- Don’t badmouth your previous job or company. No company wants to bring in someone who might potentially bash its name and people.
- Be clear and direct with your answer, especially if you were fired or laid off. You want the interviewer to trust you, not get suspicious. Instead of being bitter about how things ended and gossiping about it, tell the interviewer you were disappointed for a while but eventually realized it was an opportunity to move your career to another direction.
- “Why do you want this job?”
Interviewers ask this question not for a boost of ego. Rather, it’s for multiple reasons- to know how sincere you are about working for the company, find out how you fit in, understand what motivates you, and determine if you’re in for the long run or not.
- Be impressive. Show your interviewer you’re interested in the company by doing research before the interview.
- Don’t just research on the job qualifications and requirements. Research the company in whole- products and/or services, vision and mission, company culture, etc.
- “How do you handle stress?”
Stress is always part of any job. There’s always a time when things won’t go as planned. What interviewers want to hear is your capability to work any situation to your advantage, even if it’s a difficult one.
- Give examples. State how you experienced stress in your previous job and how you successfully overcame the situation.
- Avoid saying you never had stress. Your interviewer will either think you’re a liar or can’t handle the company’s stressful environment.
- “Describe a difficult experience at work and how you handled it.”
Can you handle making difficult decisions when it arises? That’s what your interviewer is trying to find out. It’s on the same level as managing stress.
- Share an example of what you did in a tough situation.
- Avoid bashing other people.

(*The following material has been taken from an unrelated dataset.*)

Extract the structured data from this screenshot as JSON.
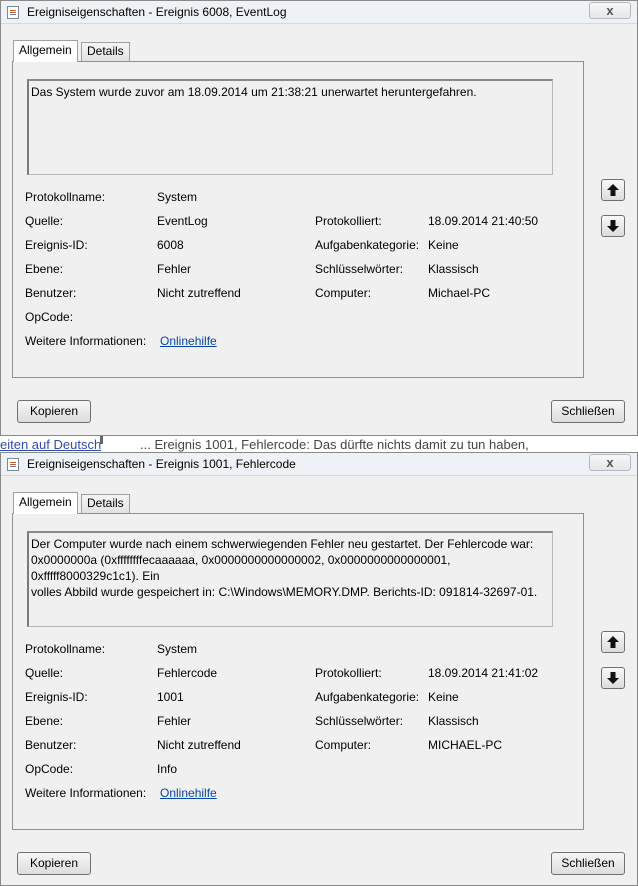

- Always end your example on a positive note. (example: “I had a hard time adjusting when a member of the marketing team quit without notice. With hard work and perseverance, our team rearranged our workload to cover the position until a replacement was hired.”)
- “What are your future goals?”
How you see your future is important to employers. Interviewers ask this question to find out if a candidate’s staying long-term or not. New hires are expensive to bring on board and train. If you leave in a hurry, they’ll have to start training people all over again.
- Focus your answer on how passionate you are about the job.
- State that the position aligns with your long-term goals. (example: “You’re looking for someone with advanced computer skills. Being able to apply my computer skills and build upon them is important to me, and there seems to be opportunities to do that here.”)